Back to the U.S.
Though the distrust in overseas manufacturing has been simmering since the infamous pet food recall in 2007, the COVID-19 pandemic might just be the final catalyst that pulls most manufacturing back to the U.S. After all, U.S.-based manufacturers already rely on local sourcing and production methods, just as retailers have already been priortizing American-made products.
"Most of our inventory is U.S.-made and -sourced, so we didn’t have any problems other than getting freezers for our new locations," says Guinn. "I personally will pay more for U.S.-made and -sourced, and most our customers feel the same."
Gangloff believes it’s "too soon" to discuss this topic, and recommends focusing on the day-to-day problems. At a minimum, though, retailers should be wary of where their consumable products are coming from, as there’s still some uncertainty and red flags around foreign manufacturers.
"We do avoid any food, treats or edible chews that are manufactured in China," says Sloan. "With toys and other training gear, it’s hard to beat the cost of manufacturing overseas. We plan to watch consumer behavior to tell if there is a value added to products that are made in the U.S."
No matter what the future brings (or where it’s manufactured), pet retailers are left with a shared experience and the confidence that no matter what happens, no matter how scary the world gets, the passion of the pet industry is unmatched.

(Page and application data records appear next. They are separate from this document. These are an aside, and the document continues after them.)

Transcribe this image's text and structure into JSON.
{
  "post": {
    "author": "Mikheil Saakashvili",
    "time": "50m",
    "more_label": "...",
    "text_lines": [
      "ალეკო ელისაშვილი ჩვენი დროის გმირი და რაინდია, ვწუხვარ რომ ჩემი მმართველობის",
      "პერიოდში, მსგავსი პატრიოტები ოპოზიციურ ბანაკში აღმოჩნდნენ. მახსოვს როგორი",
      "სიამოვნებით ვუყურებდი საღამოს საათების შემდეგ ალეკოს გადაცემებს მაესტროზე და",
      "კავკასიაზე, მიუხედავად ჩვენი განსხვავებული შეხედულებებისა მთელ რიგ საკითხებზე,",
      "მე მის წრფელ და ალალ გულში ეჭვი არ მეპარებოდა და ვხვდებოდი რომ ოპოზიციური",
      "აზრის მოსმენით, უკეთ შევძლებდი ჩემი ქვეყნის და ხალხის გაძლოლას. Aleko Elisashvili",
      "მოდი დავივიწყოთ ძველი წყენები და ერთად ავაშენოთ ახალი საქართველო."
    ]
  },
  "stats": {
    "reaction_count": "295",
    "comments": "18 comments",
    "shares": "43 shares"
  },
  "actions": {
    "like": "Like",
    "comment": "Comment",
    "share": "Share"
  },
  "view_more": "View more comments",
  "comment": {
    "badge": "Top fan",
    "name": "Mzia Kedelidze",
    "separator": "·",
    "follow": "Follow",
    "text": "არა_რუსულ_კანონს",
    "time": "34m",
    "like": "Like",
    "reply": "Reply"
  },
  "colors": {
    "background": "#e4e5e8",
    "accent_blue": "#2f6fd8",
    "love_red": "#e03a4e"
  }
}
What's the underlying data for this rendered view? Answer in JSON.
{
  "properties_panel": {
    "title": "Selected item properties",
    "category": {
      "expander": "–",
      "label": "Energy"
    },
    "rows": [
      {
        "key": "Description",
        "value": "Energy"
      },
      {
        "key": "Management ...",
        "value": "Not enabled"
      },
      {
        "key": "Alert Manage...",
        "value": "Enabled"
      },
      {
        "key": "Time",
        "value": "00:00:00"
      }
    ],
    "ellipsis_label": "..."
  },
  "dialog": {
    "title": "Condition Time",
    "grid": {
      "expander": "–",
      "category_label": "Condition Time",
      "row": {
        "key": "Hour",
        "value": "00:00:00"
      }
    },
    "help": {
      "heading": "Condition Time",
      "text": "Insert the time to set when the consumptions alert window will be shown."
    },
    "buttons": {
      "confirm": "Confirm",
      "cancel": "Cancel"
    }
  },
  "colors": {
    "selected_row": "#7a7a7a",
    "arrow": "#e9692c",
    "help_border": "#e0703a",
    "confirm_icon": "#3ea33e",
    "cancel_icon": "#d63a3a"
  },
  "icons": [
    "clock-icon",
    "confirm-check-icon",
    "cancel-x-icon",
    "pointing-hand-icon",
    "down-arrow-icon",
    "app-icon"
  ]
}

"This business is my heart, and I’ll never let it fail," says Guinn, echoing the thoughts of thousands of pet retailers. "You can’t give up—you have to pivot and find a way to make it work. This has been a learning experience, and we are thankful for it." PB